UlrikeDG

Tue, 04/02/2013 - 12:39

If you're hoping to attract Mountain Bluebirds (gorgeous, native birds who range up into Alaska) while excluding European Starlings (non-native invasive species), it's important that the hole size be no larger than 1 9/16-inch. Many Mountain Bluebirds are too large for a 1 1/2-inch hole, but if you live farther south or east, both Eastern and Western Bluebirds will use a 1 1/2-inch door without any trouble, and if you go up to 1 5/8-inch openings, you'll probably attract Starlings, instead.

Birds also have preferences as to the height of their nesting boxes. For Bluebirds, you want to mount it 5-10 feet off the ground.

Of course, if you have other birds in mind, you should do some Googling. Nuthatches can handle tiny, 1-inch holes, while Barn Owls need massive, 6-inch openings.
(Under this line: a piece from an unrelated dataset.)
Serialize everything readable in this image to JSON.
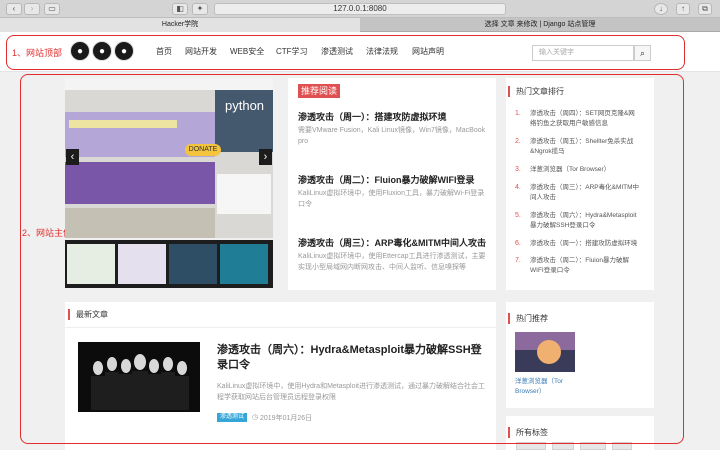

Tiffannie

Mon, 04/29/2013 - 13:15

Is there a way to make it easier to clean? Don't birds stop using it if it gets too full of old nesting materials inside?

Sidponcho

Sat, 08/03/2013 - 14:31

I cut out enough pieces for an upcoming camping trip. The kids will nail them together and paint them. Thanks for the plans. I'll be saving this site for sure!!